Tvarog or quark cheese
Marjoram, salt, pepper and that
Fresh thyme, dill, and chervil
Please, *please* don't refer to this as 'pasta'.
The first three ingredients are combined to make dough. You can add a bit of sour cream or yoghurt to make it a better consistency.
If you don't have access to a proper range of off milk, you can use ricotta instead of quark/tvarog. It won't be the same but it is acceptable. You could even use cottage cheese, but I will diskard you.
Boil potatoes (until they fall off when you spear them with a fork). Chop up the onion and fry it until translucent. Blend or otherwise mix all the filling ingredients together.

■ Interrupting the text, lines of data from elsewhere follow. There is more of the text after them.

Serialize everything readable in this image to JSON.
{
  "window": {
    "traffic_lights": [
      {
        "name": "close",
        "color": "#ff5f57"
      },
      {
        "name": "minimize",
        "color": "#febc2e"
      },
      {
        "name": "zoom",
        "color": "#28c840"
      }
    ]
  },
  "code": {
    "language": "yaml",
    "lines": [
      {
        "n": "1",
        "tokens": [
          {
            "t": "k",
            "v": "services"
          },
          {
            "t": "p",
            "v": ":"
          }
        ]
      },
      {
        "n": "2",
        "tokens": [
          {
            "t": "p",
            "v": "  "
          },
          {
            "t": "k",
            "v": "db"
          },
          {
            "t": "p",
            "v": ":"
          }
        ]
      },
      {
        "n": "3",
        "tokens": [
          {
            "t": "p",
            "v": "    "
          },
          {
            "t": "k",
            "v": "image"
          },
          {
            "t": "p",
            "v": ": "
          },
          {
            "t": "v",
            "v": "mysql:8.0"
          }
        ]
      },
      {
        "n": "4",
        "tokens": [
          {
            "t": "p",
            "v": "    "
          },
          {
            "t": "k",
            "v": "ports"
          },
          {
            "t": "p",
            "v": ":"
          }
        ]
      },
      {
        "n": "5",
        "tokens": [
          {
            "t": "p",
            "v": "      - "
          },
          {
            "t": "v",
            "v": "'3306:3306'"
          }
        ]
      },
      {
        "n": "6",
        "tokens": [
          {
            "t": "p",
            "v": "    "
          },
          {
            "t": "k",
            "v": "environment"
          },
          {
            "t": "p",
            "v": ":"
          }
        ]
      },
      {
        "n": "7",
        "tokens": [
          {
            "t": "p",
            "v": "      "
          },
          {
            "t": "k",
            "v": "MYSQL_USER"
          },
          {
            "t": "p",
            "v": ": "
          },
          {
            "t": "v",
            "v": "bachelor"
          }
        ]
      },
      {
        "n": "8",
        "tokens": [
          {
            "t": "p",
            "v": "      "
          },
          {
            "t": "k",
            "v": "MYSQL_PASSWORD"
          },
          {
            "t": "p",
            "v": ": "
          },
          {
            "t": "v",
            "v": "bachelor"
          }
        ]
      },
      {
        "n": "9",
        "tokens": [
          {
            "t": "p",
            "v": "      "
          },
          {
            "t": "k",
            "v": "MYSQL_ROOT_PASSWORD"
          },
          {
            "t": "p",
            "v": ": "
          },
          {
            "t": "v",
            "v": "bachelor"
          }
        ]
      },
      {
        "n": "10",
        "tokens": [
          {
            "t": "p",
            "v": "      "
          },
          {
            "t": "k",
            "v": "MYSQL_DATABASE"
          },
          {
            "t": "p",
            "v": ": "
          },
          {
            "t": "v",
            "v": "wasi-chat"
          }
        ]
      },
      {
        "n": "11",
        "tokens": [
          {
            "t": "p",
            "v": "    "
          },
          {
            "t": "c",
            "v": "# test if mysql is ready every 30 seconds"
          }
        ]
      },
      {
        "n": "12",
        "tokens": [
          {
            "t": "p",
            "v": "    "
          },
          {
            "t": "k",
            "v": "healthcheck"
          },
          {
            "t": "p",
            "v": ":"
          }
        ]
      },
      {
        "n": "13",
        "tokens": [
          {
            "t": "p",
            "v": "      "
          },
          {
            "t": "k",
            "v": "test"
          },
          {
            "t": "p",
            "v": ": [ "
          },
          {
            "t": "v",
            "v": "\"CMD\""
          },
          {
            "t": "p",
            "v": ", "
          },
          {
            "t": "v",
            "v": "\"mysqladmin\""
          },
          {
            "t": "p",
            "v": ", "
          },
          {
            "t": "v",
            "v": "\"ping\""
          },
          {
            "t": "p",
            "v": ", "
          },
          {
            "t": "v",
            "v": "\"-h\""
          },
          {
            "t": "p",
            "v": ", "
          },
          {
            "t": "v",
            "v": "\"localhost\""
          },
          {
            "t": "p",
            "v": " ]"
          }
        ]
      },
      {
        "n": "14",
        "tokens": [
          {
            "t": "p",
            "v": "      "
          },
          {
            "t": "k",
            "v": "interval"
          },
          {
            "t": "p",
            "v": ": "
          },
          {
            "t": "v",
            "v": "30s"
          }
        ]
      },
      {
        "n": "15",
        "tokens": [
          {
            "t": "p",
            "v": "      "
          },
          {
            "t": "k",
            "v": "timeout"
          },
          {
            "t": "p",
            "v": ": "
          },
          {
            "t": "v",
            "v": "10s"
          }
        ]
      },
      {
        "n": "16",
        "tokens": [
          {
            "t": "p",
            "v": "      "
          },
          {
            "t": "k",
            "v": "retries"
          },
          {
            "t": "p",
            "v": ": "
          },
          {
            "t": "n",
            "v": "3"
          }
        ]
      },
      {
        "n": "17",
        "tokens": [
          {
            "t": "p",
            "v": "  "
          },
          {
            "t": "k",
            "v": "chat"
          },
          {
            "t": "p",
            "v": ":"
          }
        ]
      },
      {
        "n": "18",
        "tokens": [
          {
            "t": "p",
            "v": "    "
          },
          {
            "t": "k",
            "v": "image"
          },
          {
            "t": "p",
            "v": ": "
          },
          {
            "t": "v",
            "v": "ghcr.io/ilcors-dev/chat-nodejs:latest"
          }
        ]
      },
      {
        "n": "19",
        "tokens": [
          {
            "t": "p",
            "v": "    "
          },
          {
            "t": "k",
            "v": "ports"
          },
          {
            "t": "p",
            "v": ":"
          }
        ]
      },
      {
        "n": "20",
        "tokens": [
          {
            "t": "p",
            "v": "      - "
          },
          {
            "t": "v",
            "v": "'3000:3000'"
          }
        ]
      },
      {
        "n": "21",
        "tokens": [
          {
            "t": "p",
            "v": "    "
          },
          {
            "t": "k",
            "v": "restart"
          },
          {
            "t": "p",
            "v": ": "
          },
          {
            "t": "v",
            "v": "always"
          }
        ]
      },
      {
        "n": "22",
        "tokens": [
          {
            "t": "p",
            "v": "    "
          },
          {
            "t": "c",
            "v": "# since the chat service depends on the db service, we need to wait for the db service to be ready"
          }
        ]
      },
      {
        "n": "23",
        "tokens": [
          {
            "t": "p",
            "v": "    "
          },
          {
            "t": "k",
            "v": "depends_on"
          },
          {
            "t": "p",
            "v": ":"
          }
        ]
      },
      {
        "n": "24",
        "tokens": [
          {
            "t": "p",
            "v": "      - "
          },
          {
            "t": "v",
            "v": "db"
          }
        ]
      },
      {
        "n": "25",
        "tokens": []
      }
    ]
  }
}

Make wee circles, or whatever whimsical shapes you desire, from the dough. Fill with some filling (you may've noticed I am lax with the quantities- I will not tell you how much to make, or how to size your dumplings, that is your affair) and seal edges with water.
Boil. They float once they're ready. I served them with some smietana over the top (sour cream but not like sour cream really, get it from the Polish shop), but you can leave it plain or use sour yoghurt.
If you like, you can dry them off in a strainer and then wear the strainer on your head.
This recipe seems like quite a lot of faff but is actually fairly simple considering the absolutely blinding payoff. Srsly, it's that good.
Mince meat (either beef or pork or veal, or a mixture), 1 pack
White onion, quite big (too big to fit in your mouth, like)
Breadcrumbs (or 3-4 of sliced white)
Anchovies (tin of, fillets)
Sour cream, natural yoghurt, or just milk
If you have sliced bread, blast it in a blender until it's all to pieces. The bread needs to be *finely* crumbed, otherwise the end result falls apart. (All is not lost, you can have it as kind of a stew, but it's better if you don't fail.) Once you have crumbs, soak them in milk until they're all wet and most of the milk is gone.
Chop the onion finely. Likewise the anchovies. Zest the lemon and mix it into the meat along with the soaked breadcrumbs, garlic, egg, and half the capers.
Capers are sort of obscure and there isn't really any substitute for them- the first time I made this I used green olives, which have some of the flavour, but they are a peculiar sour-bitter-but-nice taste which isn't easily replicated. So they are worth getting.
Once it's all mixed, shape into balls.
Boil your potatoes and rice together, they take about the same amount of time anyway.
Prepare a large deep saucepan with water and boil the meatballs. Don't stir them, they're prone to breakage. How long to boil depends on how big they are- you can always cut one open to see if it's gone grey in the middle.
In a separate pan, heat some oil and whisk in a bit of flour. (Or not- this is just a basic white sauce so you can do it your normal way). Once it's combined, add the juice of the naked dezested lemon and the rest of the capers. Then Gradually add the milk or whatever- I use some milk with a few dollops of sour yoghurt. The sauce should have a distinct lemonicity.
Serve with meatballs on one side of the plate and potatoes/rice on t'other, all ensauced.
The Kasnudeln are from the province of Kärnten (Carinthia) in Austria, which is where the vampires come from. They probably don't eat Kasnudeln. Since Central European cuisine has not reached a certain level of hauteness yet, least not here (when was the last time someone told you they were having spätzle, to sound pretentious- well, besides me) the glories of various dumplings aren't as widely proclaimed as they ought to be, but you can fill them with anything and they will be spiffy.
And the other is dumplingsfromKönigsberg, i.e what was the capital of Prussia (hence 'five metres of ingredients'). Which no longer exists. This is supposed to be the best Prussian dinner of all; I don't think it's a bad thing to be outlived by.